## [What the exercise asks]
Show, from the entries below, every line in which "JSON" appears.

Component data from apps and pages
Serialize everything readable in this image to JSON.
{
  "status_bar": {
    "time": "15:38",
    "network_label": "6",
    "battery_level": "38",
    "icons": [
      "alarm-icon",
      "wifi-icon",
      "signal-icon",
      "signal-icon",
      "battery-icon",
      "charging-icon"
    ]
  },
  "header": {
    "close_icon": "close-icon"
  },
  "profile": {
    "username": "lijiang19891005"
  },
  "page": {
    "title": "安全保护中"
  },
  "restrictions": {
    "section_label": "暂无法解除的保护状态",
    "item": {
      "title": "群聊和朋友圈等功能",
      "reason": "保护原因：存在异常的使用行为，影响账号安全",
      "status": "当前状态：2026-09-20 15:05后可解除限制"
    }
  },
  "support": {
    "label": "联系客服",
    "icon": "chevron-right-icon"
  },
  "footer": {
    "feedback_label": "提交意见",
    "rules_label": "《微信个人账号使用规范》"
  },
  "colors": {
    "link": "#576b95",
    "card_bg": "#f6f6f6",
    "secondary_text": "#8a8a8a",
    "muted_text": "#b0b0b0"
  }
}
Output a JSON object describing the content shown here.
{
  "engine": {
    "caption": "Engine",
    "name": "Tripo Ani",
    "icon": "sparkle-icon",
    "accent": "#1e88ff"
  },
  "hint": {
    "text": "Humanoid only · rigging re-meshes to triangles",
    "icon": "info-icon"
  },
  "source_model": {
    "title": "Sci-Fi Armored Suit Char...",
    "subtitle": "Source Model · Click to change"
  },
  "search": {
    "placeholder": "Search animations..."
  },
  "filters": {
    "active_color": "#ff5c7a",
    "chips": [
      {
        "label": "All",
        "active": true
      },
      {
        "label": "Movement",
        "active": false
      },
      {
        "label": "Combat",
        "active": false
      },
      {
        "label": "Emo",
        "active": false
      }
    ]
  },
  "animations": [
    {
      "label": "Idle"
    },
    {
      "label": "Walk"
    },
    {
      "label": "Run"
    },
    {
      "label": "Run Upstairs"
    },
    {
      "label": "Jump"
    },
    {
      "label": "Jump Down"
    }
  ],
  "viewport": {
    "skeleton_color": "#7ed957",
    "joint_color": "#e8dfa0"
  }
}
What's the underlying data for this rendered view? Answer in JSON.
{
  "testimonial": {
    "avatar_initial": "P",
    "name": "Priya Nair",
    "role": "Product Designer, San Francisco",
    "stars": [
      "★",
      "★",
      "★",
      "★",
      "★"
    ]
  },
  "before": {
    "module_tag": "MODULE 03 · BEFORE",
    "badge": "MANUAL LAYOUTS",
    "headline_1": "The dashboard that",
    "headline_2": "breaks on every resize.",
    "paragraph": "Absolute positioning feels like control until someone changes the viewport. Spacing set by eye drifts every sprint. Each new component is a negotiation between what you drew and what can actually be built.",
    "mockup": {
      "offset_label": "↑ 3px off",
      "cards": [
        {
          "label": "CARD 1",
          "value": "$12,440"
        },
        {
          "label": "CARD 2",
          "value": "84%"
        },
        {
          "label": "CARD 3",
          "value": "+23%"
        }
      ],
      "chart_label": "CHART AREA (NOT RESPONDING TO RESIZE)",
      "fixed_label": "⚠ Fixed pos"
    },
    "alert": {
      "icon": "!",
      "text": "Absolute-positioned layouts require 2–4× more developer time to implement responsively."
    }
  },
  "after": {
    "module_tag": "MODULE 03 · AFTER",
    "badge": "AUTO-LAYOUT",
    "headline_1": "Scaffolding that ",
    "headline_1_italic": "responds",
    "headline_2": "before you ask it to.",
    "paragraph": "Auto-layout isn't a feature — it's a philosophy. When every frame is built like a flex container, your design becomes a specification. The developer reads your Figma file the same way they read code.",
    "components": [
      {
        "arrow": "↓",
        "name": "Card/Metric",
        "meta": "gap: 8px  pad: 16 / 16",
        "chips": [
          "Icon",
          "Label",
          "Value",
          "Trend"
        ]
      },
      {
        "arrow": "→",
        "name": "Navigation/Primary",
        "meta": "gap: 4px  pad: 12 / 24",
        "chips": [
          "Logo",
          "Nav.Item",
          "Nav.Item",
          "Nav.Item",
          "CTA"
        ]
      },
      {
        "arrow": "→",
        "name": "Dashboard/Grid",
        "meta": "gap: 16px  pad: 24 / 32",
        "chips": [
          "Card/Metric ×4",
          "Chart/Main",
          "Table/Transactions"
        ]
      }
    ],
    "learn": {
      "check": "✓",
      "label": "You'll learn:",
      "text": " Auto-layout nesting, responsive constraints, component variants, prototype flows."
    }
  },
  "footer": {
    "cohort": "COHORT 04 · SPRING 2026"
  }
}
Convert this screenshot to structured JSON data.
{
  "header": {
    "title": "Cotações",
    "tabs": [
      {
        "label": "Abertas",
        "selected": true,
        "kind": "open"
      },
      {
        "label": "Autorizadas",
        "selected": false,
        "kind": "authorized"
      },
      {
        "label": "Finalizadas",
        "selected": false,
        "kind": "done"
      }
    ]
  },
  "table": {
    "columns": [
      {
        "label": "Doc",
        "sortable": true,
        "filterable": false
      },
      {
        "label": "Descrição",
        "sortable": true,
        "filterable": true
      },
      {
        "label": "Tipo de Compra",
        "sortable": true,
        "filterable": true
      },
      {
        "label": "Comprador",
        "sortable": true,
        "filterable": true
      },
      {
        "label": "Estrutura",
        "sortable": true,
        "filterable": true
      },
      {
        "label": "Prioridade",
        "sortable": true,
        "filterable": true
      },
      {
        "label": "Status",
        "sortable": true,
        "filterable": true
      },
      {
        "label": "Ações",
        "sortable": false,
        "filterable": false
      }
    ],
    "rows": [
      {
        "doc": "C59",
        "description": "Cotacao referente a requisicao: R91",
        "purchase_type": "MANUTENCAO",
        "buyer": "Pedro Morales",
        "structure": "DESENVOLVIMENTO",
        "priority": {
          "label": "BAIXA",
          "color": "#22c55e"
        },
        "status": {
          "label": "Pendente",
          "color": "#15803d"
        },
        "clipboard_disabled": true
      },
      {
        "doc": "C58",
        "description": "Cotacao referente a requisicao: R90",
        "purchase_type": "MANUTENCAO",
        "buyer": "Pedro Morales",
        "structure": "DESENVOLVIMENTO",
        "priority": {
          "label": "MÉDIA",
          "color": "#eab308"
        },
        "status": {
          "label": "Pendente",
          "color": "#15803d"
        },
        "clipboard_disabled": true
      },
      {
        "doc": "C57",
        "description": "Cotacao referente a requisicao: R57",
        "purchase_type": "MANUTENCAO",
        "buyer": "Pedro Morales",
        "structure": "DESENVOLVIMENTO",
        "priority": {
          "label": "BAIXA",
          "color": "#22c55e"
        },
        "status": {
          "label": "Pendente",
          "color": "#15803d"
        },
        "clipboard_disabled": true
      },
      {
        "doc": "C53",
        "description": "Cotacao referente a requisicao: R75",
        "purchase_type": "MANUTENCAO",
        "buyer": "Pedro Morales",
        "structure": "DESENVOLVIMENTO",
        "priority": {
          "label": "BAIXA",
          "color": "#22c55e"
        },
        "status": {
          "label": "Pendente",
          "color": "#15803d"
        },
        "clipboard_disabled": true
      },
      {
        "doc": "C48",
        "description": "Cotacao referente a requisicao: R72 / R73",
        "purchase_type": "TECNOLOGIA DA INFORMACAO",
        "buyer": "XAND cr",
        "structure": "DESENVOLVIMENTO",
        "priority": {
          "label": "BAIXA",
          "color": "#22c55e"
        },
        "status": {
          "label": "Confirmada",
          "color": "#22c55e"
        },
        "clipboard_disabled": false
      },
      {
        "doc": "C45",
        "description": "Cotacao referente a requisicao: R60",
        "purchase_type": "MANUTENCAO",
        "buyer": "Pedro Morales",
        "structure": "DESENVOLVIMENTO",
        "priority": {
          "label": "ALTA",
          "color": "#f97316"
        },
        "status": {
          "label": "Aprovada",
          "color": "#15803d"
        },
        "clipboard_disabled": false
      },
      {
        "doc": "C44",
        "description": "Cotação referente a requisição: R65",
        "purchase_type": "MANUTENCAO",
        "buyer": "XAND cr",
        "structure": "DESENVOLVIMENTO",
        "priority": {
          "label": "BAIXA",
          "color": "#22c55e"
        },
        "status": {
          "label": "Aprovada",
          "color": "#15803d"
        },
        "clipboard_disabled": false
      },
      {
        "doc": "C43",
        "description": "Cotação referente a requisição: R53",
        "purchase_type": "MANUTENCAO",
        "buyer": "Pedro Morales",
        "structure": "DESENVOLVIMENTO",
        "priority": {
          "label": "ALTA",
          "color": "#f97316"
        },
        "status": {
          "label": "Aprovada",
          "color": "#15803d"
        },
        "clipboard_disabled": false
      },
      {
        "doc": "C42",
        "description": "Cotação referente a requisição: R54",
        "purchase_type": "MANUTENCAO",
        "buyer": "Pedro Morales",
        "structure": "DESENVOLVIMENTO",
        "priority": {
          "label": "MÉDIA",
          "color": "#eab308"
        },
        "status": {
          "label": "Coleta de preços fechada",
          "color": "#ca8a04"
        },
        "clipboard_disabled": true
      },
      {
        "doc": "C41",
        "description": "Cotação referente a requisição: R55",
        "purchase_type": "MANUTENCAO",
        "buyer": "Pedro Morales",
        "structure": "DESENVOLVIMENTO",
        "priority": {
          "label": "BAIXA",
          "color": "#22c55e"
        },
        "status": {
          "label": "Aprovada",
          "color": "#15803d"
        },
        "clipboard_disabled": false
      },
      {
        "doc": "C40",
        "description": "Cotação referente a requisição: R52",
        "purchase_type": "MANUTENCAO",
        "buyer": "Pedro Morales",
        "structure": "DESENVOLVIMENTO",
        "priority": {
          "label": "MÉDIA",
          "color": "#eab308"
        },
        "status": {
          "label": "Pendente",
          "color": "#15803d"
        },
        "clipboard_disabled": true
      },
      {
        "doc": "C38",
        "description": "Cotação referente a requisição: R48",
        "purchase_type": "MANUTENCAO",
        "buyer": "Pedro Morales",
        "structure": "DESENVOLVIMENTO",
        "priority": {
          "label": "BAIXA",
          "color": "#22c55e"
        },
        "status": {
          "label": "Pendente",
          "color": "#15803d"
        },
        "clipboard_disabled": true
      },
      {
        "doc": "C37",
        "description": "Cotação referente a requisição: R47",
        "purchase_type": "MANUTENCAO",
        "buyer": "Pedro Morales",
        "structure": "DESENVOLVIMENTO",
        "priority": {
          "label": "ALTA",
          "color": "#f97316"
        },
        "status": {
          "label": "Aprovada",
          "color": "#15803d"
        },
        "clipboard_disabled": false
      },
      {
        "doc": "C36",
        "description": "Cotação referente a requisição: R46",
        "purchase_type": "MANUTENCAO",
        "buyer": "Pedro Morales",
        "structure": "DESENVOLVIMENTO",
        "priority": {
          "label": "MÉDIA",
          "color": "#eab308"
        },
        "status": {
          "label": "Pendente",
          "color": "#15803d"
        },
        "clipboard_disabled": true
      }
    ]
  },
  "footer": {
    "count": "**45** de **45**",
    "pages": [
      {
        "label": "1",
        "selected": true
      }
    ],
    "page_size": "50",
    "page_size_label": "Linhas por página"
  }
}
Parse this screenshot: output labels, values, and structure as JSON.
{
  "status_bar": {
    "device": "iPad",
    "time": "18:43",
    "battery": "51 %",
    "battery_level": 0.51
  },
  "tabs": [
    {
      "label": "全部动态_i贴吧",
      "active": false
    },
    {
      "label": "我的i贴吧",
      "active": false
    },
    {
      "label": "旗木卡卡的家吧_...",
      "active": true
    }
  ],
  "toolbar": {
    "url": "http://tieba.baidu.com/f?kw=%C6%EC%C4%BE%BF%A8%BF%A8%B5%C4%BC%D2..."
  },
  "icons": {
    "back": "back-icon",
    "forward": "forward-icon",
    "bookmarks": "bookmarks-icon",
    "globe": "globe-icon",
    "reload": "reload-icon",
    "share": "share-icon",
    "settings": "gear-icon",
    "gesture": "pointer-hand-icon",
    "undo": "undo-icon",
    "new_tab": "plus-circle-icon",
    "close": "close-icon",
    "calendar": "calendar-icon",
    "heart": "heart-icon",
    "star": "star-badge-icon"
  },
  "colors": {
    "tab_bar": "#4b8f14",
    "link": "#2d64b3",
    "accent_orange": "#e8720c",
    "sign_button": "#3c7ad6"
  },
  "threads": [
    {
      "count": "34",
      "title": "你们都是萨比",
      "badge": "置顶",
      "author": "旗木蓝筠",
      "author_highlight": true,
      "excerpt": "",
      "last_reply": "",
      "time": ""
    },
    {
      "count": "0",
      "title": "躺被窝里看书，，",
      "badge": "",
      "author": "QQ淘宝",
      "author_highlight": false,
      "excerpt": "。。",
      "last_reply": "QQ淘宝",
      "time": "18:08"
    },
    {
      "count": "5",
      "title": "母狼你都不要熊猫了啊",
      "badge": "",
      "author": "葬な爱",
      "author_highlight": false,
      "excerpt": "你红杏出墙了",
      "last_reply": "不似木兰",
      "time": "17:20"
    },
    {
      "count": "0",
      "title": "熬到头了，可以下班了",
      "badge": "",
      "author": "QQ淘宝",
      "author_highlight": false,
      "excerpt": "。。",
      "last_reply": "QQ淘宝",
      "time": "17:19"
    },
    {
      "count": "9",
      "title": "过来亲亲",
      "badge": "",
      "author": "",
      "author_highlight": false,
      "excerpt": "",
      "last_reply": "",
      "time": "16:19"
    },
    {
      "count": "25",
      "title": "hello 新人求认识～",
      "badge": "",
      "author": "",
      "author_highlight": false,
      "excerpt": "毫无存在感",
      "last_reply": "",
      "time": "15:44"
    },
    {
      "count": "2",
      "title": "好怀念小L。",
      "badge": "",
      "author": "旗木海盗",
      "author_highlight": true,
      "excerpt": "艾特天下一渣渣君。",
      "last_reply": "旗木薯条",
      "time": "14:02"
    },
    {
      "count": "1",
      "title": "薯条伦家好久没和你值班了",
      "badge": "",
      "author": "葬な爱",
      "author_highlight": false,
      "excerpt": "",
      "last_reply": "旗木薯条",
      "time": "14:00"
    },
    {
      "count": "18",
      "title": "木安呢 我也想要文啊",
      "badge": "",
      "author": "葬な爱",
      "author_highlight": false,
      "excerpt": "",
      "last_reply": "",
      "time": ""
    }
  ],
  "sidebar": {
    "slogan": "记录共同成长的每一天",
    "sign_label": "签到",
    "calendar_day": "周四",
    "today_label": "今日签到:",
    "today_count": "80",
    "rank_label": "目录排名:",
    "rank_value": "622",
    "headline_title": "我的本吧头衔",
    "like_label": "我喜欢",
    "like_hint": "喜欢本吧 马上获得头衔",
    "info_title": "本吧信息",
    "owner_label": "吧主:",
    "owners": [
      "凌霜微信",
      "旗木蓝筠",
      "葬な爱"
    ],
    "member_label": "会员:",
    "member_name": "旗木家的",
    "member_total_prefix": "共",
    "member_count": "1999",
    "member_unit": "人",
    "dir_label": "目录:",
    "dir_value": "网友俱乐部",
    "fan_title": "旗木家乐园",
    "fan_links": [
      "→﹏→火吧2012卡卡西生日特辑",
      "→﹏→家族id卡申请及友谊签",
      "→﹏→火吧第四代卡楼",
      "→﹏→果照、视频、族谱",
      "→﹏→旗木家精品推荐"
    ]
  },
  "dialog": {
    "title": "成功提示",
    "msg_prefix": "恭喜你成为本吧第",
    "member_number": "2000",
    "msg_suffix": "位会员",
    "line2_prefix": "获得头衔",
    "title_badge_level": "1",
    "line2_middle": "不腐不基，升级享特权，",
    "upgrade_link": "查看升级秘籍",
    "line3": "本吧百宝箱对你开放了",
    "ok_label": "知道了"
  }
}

## [Response to this exercise]
Serialize everything readable in this image to JSON.
Output a JSON object describing the content shown here.
What's the underlying data for this rendered view? Answer in JSON.
Convert this screenshot to structured JSON data.
Parse this screenshot: output labels, values, and structure as JSON.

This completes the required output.